Ready Player One is a fantastic book. Even though it’s fiction and it has action in it, it gives a lot of insight into how VR is a powerful tool.
What is your favorite quote?
I’ve always liked this John Lennon quote, “A dream we dream together is reality” because it means that nothing is out of touch and all it takes is teamwork. All the best successes that I’ve ever had have come from being a part of a team. That quote says to me that you can do anything you set your mind to, but it’s even more powerful if you can create a team and all of you support each other along the way.
• VR already is a powerful tool and its presence is only going to continue to grow and prosper in the future. The fact that it can now help people medically besides being something that is just used for fun is a really exciting trend.
• Don’t be surprised to see more large companies like Facebook investing more heavily in VR.
• Even though we live in a technology-driven world, it’s refreshing to know that some of our brightest young minds still do simple things like keep hand-written lists and jot down notes on simple things like post-it notes.

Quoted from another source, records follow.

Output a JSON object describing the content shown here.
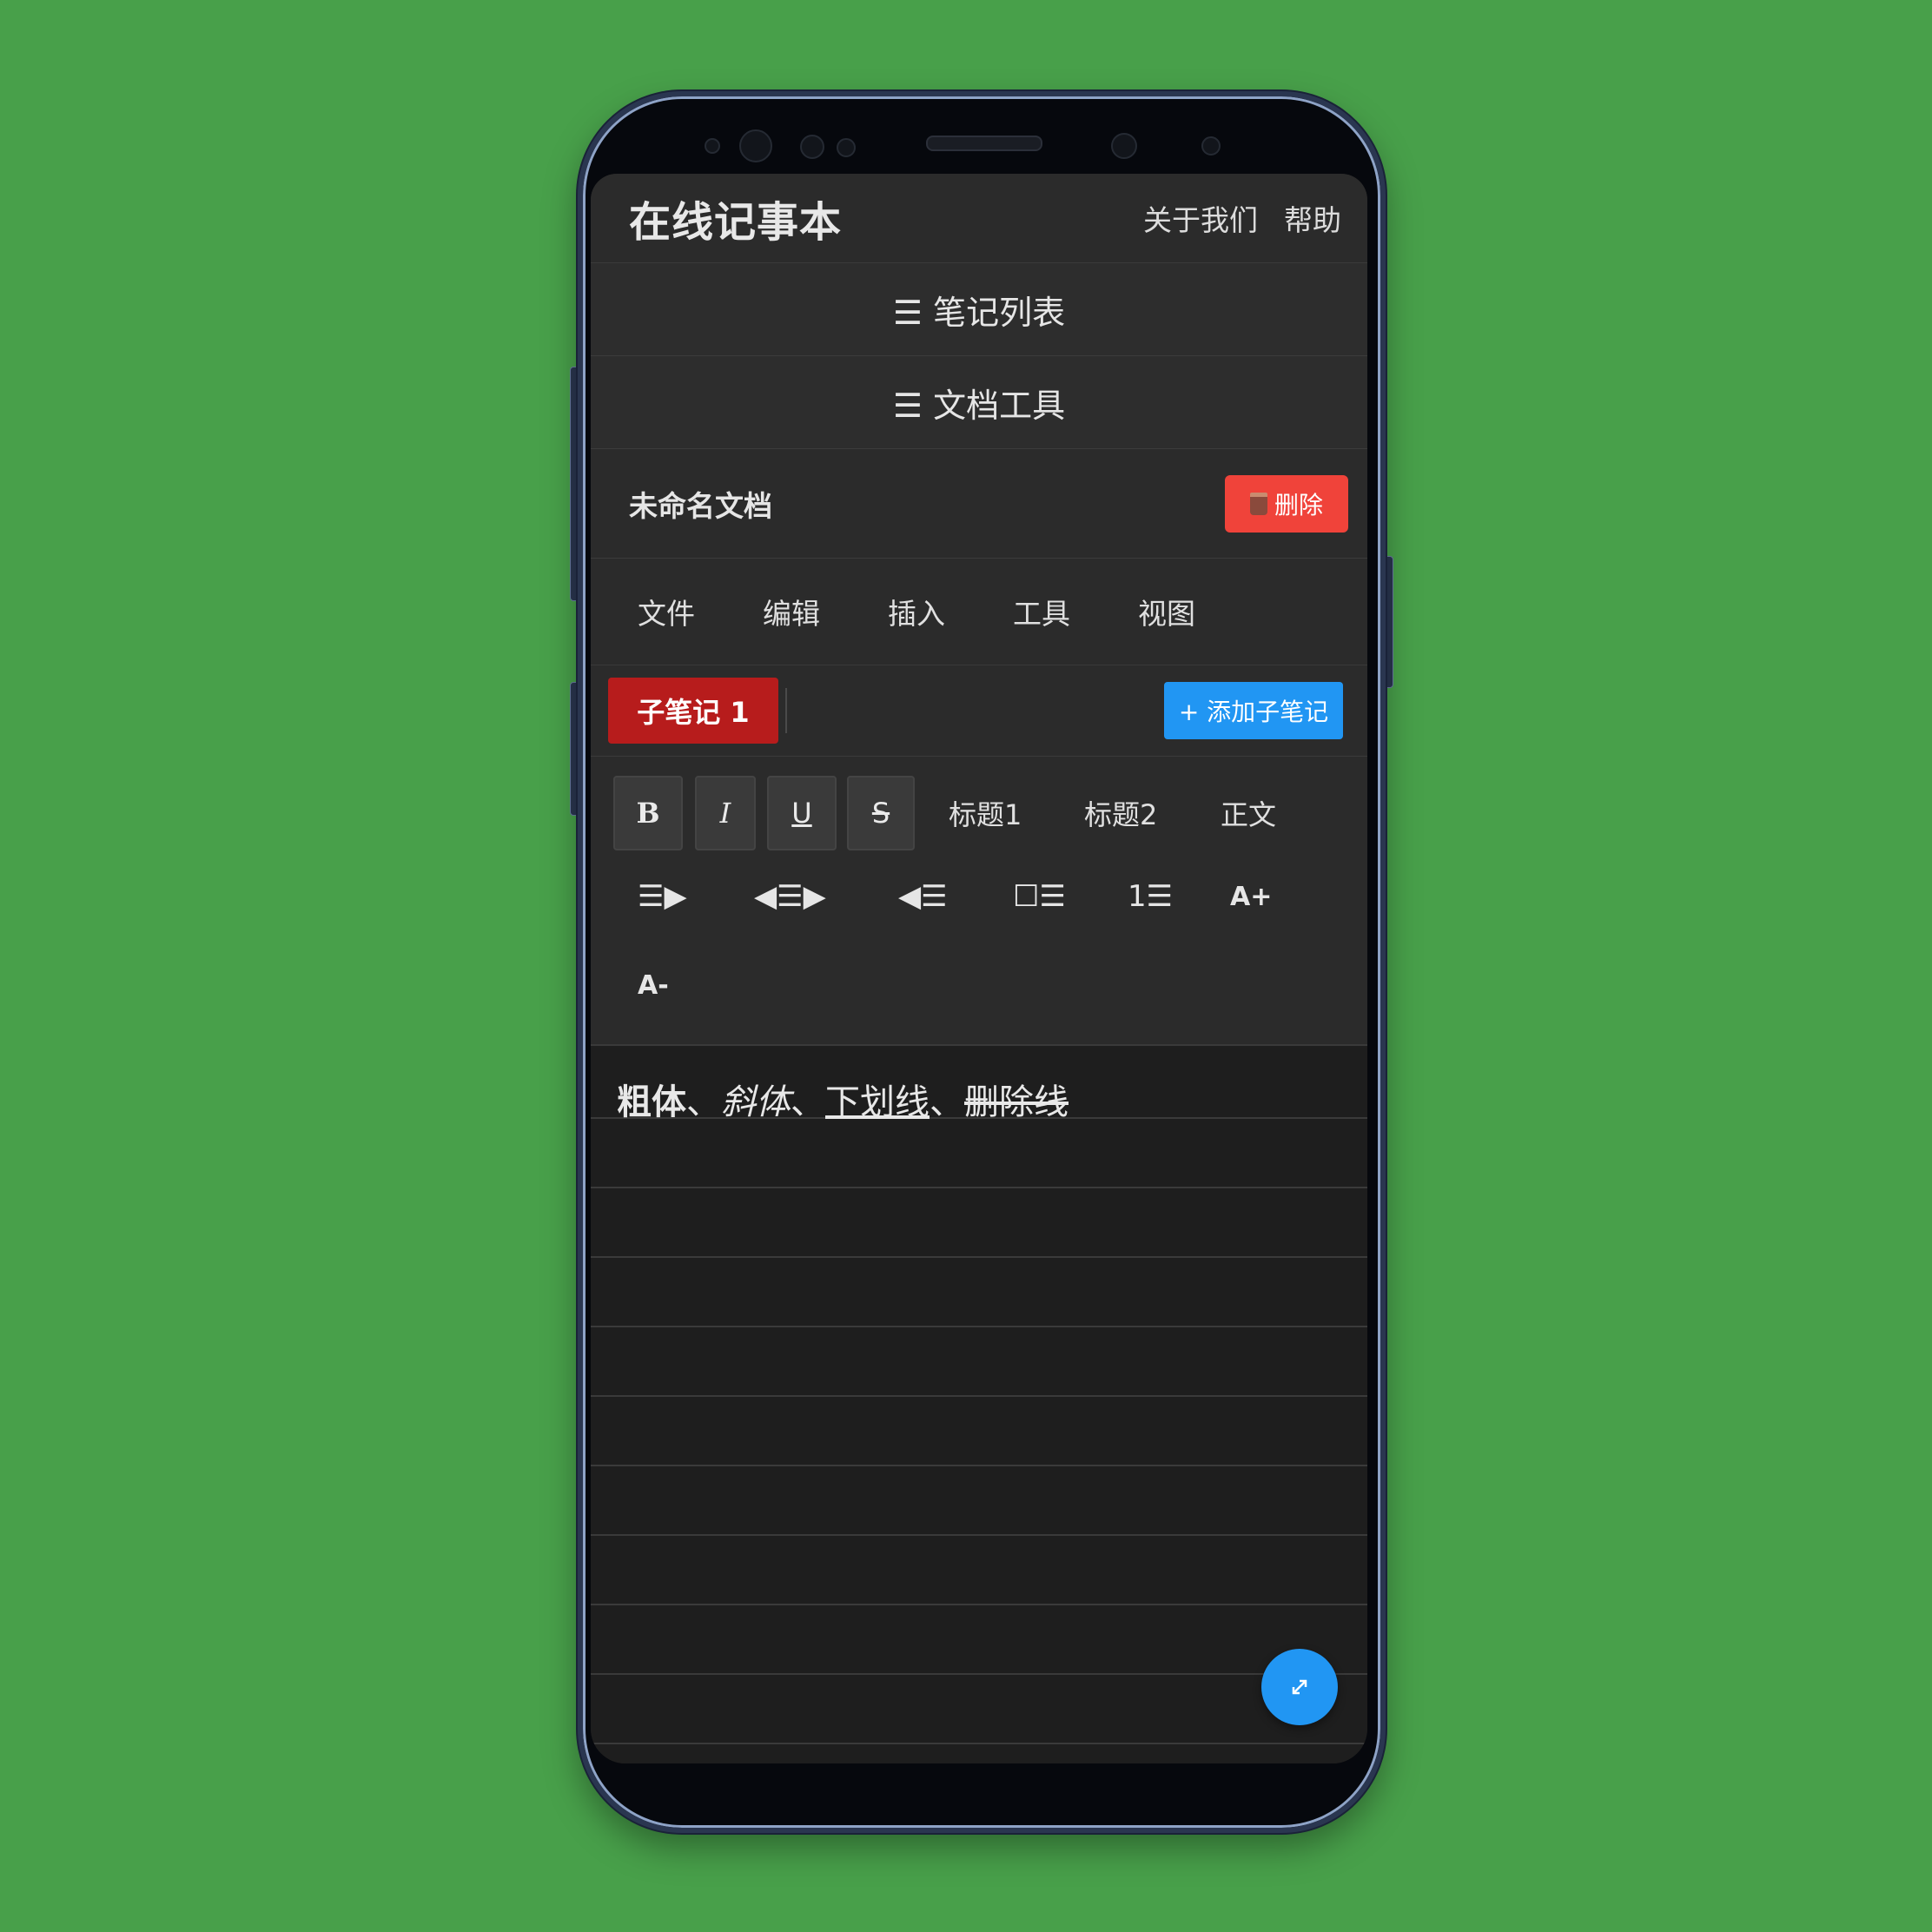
{
  "app": {
    "title": "在线记事本",
    "links": [
      "关于我们",
      "帮助"
    ]
  },
  "panels": {
    "notes_list": "☰ 笔记列表",
    "doc_tools": "☰ 文档工具"
  },
  "document": {
    "name": "未命名文档",
    "delete_label": "删除",
    "delete_icon": "trash-icon"
  },
  "menubar": [
    "文件",
    "编辑",
    "插入",
    "工具",
    "视图"
  ],
  "subnotes": {
    "active_tab": "子笔记 1",
    "add_label": "+ 添加子笔记"
  },
  "toolbar": {
    "format": {
      "bold": "B",
      "italic": "I",
      "underline": "U",
      "strike": "S"
    },
    "styles": {
      "h1": "标题1",
      "h2": "标题2",
      "body": "正文"
    },
    "row2": {
      "align_right": "☰▶",
      "align_center": "◀☰▶",
      "align_left": "◀☰",
      "checklist": "☐☰",
      "ordered_list": "1☰",
      "font_inc": "A+"
    },
    "font_dec": "A-"
  },
  "editor": {
    "bold_text": "粗体",
    "sep1": "、",
    "italic_text": "斜体",
    "sep2": "、",
    "underline_text": "下划线",
    "sep3": "、",
    "strike_text": "删除线"
  },
  "fab": {
    "icon": "expand-icon"
  },
  "colors": {
    "background": "#48a04a",
    "delete": "#f0433a",
    "tab_active": "#b71c1c",
    "accent": "#2196f3"
  }
}
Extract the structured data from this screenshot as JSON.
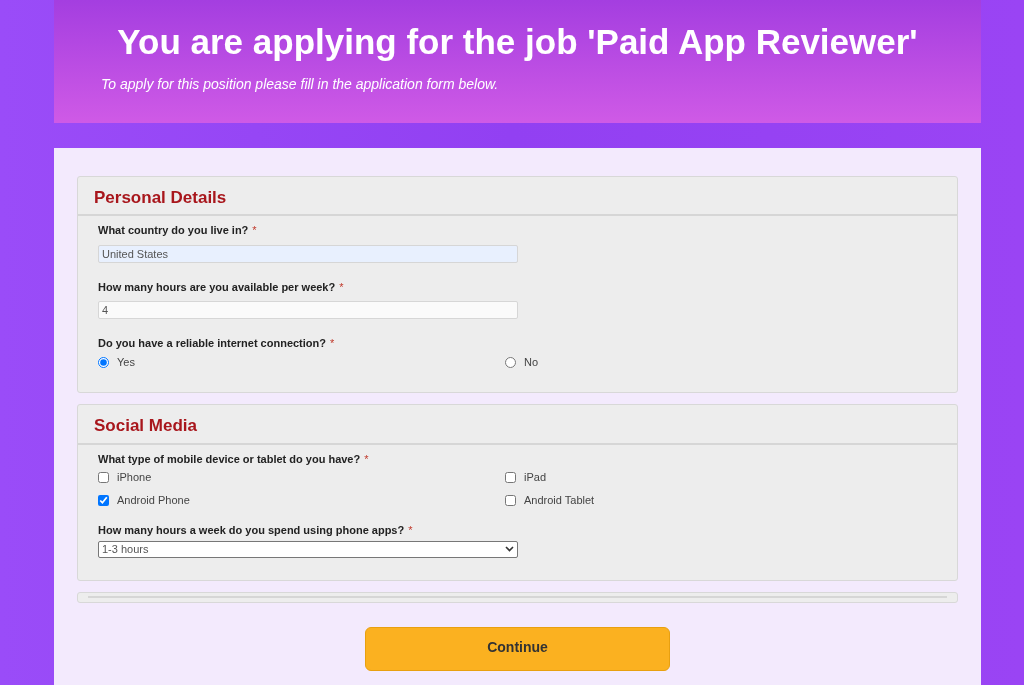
{
  "header": {
    "title": "You are applying for the job 'Paid App Reviewer'",
    "subtitle": "To apply for this position please fill in the application form below."
  },
  "sections": [
    {
      "title": "Personal Details",
      "questions": [
        {
          "kind": "text",
          "label": "What country do you live in?",
          "required_mark": "*",
          "value": "United States",
          "autofilled": true
        },
        {
          "kind": "text",
          "label": "How many hours are you available per week?",
          "required_mark": "*",
          "value": "4",
          "autofilled": false
        },
        {
          "kind": "radio",
          "label": "Do you have a reliable internet connection?",
          "required_mark": "*",
          "options": [
            {
              "label": "Yes",
              "selected": true
            },
            {
              "label": "No",
              "selected": false
            }
          ]
        }
      ]
    },
    {
      "title": "Social Media",
      "questions": [
        {
          "kind": "checkbox",
          "label": "What type of mobile device or tablet do you have?",
          "required_mark": "*",
          "options": [
            {
              "label": "iPhone",
              "checked": false
            },
            {
              "label": "iPad",
              "checked": false
            },
            {
              "label": "Android Phone",
              "checked": true
            },
            {
              "label": "Android Tablet",
              "checked": false
            }
          ]
        },
        {
          "kind": "select",
          "label": "How many hours a week do you spend using phone apps?",
          "required_mark": "*",
          "value": "1-3 hours"
        }
      ]
    }
  ],
  "continue_button": "Continue"
}
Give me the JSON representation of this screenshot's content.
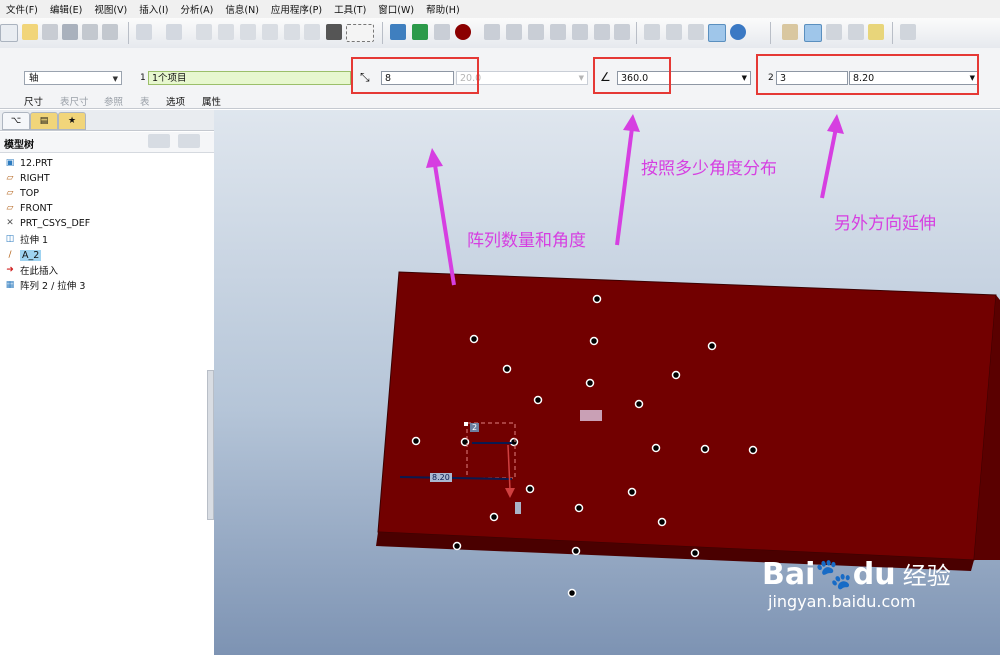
{
  "menu": [
    "文件(F)",
    "编辑(E)",
    "视图(V)",
    "插入(I)",
    "分析(A)",
    "信息(N)",
    "应用程序(P)",
    "工具(T)",
    "窗口(W)",
    "帮助(H)"
  ],
  "dashboard": {
    "pattern_type": "轴",
    "first_dir_num": "1",
    "first_ref": "1个项目",
    "count": "8",
    "count_angle": "20.0",
    "total_angle": "360.0",
    "second_dir_num": "2",
    "second_count": "3",
    "second_spacing": "8.20",
    "tabs": [
      "尺寸",
      "表尺寸",
      "参照",
      "表",
      "选项",
      "属性"
    ]
  },
  "model_tree": {
    "title": "模型树",
    "items": [
      {
        "label": "12.PRT",
        "icon": "part-icon"
      },
      {
        "label": "RIGHT",
        "icon": "datum-plane-icon"
      },
      {
        "label": "TOP",
        "icon": "datum-plane-icon"
      },
      {
        "label": "FRONT",
        "icon": "datum-plane-icon"
      },
      {
        "label": "PRT_CSYS_DEF",
        "icon": "csys-icon"
      },
      {
        "label": "拉伸 1",
        "icon": "extrude-icon"
      },
      {
        "label": "A_2",
        "icon": "axis-icon"
      },
      {
        "label": "在此插入",
        "icon": "insert-arrow-icon"
      },
      {
        "label": "阵列 2 / 拉伸 3",
        "icon": "pattern-icon"
      }
    ]
  },
  "annotations": {
    "count_angle": "阵列数量和角度",
    "total_angle": "按照多少角度分布",
    "other_direction": "另外方向延伸"
  },
  "viewport": {
    "dim_label": "8.20",
    "dim_count": "2",
    "plate_color": "#720000",
    "plate_side": "#4a0000"
  },
  "watermark": {
    "brand": "Bai",
    "brand2": "du",
    "cn": "经验",
    "url": "jingyan.baidu.com"
  },
  "colors": {
    "annotation": "#d63fe1",
    "highlight_box": "#e53935"
  }
}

Carlyn runs the day-to-day publishing operation here at ideamensch and interacts with our awesome customers and entrepreneurs. She is likely editing this with a cat on her lap.